App and web page records
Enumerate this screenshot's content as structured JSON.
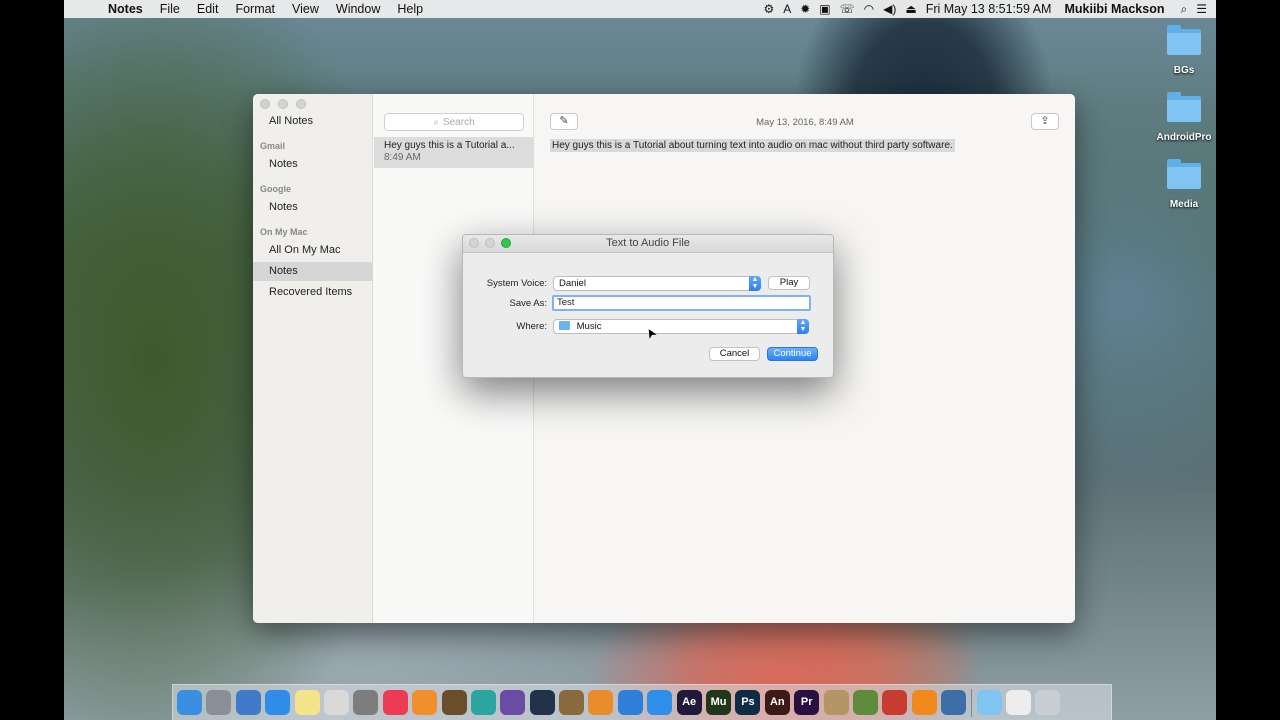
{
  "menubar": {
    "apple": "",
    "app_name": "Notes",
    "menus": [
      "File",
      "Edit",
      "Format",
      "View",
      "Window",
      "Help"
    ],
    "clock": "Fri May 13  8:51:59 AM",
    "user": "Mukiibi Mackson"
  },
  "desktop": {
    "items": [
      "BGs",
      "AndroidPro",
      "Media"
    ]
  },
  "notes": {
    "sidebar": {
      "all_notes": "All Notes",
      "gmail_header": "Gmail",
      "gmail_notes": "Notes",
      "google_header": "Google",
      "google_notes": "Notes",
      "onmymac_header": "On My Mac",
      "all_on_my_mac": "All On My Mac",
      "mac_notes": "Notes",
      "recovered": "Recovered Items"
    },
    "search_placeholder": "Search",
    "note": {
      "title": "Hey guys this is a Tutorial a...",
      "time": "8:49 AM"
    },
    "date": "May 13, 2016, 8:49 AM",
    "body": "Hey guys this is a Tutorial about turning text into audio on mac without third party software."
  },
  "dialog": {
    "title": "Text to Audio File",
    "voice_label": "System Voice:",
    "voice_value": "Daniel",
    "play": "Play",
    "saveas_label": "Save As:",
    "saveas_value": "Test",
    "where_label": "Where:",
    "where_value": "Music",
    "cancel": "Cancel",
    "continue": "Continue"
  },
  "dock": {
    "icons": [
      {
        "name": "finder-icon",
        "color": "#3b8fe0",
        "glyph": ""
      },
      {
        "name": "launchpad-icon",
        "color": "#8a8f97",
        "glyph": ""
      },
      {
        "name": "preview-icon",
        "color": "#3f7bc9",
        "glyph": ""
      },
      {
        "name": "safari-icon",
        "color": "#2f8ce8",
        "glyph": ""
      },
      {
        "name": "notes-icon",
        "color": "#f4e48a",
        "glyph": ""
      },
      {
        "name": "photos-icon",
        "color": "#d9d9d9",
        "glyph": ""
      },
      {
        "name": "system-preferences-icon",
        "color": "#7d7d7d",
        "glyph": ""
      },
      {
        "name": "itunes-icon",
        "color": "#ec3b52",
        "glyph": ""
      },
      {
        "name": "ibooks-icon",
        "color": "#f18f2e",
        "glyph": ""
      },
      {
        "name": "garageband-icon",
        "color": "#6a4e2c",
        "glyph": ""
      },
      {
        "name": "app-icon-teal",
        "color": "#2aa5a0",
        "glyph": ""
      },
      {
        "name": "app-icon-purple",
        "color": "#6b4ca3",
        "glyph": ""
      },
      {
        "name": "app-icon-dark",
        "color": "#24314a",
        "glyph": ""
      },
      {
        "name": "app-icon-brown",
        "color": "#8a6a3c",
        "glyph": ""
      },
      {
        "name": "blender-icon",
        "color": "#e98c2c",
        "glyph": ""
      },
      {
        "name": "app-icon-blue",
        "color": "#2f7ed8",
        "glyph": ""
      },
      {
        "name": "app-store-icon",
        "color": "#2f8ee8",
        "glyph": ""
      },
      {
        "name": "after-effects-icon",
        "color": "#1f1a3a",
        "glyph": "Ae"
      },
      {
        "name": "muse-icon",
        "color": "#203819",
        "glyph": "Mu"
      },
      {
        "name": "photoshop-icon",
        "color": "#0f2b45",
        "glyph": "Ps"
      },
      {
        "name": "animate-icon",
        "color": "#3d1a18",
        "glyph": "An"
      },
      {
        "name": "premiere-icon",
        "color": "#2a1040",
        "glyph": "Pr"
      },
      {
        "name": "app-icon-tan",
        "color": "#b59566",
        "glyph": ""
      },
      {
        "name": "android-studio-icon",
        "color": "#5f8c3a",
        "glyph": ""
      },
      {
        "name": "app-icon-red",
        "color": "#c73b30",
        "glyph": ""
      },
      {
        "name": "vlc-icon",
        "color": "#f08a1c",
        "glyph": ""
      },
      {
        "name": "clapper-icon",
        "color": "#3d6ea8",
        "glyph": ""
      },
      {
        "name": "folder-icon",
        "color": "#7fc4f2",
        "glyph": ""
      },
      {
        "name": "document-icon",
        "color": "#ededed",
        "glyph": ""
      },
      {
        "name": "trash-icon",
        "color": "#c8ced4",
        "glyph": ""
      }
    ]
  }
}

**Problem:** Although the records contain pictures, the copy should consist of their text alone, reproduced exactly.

**Answer space:**
Enumerate this screenshot's content as structured JSON.
{
  "menubar": {
    "apple": "",
    "app_name": "Notes",
    "menus": [
      "File",
      "Edit",
      "Format",
      "View",
      "Window",
      "Help"
    ],
    "clock": "Fri May 13  8:51:59 AM",
    "user": "Mukiibi Mackson"
  },
  "desktop": {
    "items": [
      "BGs",
      "AndroidPro",
      "Media"
    ]
  },
  "notes": {
    "sidebar": {
      "all_notes": "All Notes",
      "gmail_header": "Gmail",
      "gmail_notes": "Notes",
      "google_header": "Google",
      "google_notes": "Notes",
      "onmymac_header": "On My Mac",
      "all_on_my_mac": "All On My Mac",
      "mac_notes": "Notes",
      "recovered": "Recovered Items"
    },
    "search_placeholder": "Search",
    "note": {
      "title": "Hey guys this is a Tutorial a...",
      "time": "8:49 AM"
    },
    "date": "May 13, 2016, 8:49 AM",
    "body": "Hey guys this is a Tutorial about turning text into audio on mac without third party software."
  },
  "dialog": {
    "title": "Text to Audio File",
    "voice_label": "System Voice:",
    "voice_value": "Daniel",
    "play": "Play",
    "saveas_label": "Save As:",
    "saveas_value": "Test",
    "where_label": "Where:",
    "where_value": "Music",
    "cancel": "Cancel",
    "continue": "Continue"
  },
  "dock": {
    "icons": [
      {
        "name": "finder-icon",
        "color": "#3b8fe0",
        "glyph": ""
      },
      {
        "name": "launchpad-icon",
        "color": "#8a8f97",
        "glyph": ""
      },
      {
        "name": "preview-icon",
        "color": "#3f7bc9",
        "glyph": ""
      },
      {
        "name": "safari-icon",
        "color": "#2f8ce8",
        "glyph": ""
      },
      {
        "name": "notes-icon",
        "color": "#f4e48a",
        "glyph": ""
      },
      {
        "name": "photos-icon",
        "color": "#d9d9d9",
        "glyph": ""
      },
      {
        "name": "system-preferences-icon",
        "color": "#7d7d7d",
        "glyph": ""
      },
      {
        "name": "itunes-icon",
        "color": "#ec3b52",
        "glyph": ""
      },
      {
        "name": "ibooks-icon",
        "color": "#f18f2e",
        "glyph": ""
      },
      {
        "name": "garageband-icon",
        "color": "#6a4e2c",
        "glyph": ""
      },
      {
        "name": "app-icon-teal",
        "color": "#2aa5a0",
        "glyph": ""
      },
      {
        "name": "app-icon-purple",
        "color": "#6b4ca3",
        "glyph": ""
      },
      {
        "name": "app-icon-dark",
        "color": "#24314a",
        "glyph": ""
      },
      {
        "name": "app-icon-brown",
        "color": "#8a6a3c",
        "glyph": ""
      },
      {
        "name": "blender-icon",
        "color": "#e98c2c",
        "glyph": ""
      },
      {
        "name": "app-icon-blue",
        "color": "#2f7ed8",
        "glyph": ""
      },
      {
        "name": "app-store-icon",
        "color": "#2f8ee8",
        "glyph": ""
      },
      {
        "name": "after-effects-icon",
        "color": "#1f1a3a",
        "glyph": "Ae"
      },
      {
        "name": "muse-icon",
        "color": "#203819",
        "glyph": "Mu"
      },
      {
        "name": "photoshop-icon",
        "color": "#0f2b45",
        "glyph": "Ps"
      },
      {
        "name": "animate-icon",
        "color": "#3d1a18",
        "glyph": "An"
      },
      {
        "name": "premiere-icon",
        "color": "#2a1040",
        "glyph": "Pr"
      },
      {
        "name": "app-icon-tan",
        "color": "#b59566",
        "glyph": ""
      },
      {
        "name": "android-studio-icon",
        "color": "#5f8c3a",
        "glyph": ""
      },
      {
        "name": "app-icon-red",
        "color": "#c73b30",
        "glyph": ""
      },
      {
        "name": "vlc-icon",
        "color": "#f08a1c",
        "glyph": ""
      },
      {
        "name": "clapper-icon",
        "color": "#3d6ea8",
        "glyph": ""
      },
      {
        "name": "folder-icon",
        "color": "#7fc4f2",
        "glyph": ""
      },
      {
        "name": "document-icon",
        "color": "#ededed",
        "glyph": ""
      },
      {
        "name": "trash-icon",
        "color": "#c8ced4",
        "glyph": ""
      }
    ]
  }
}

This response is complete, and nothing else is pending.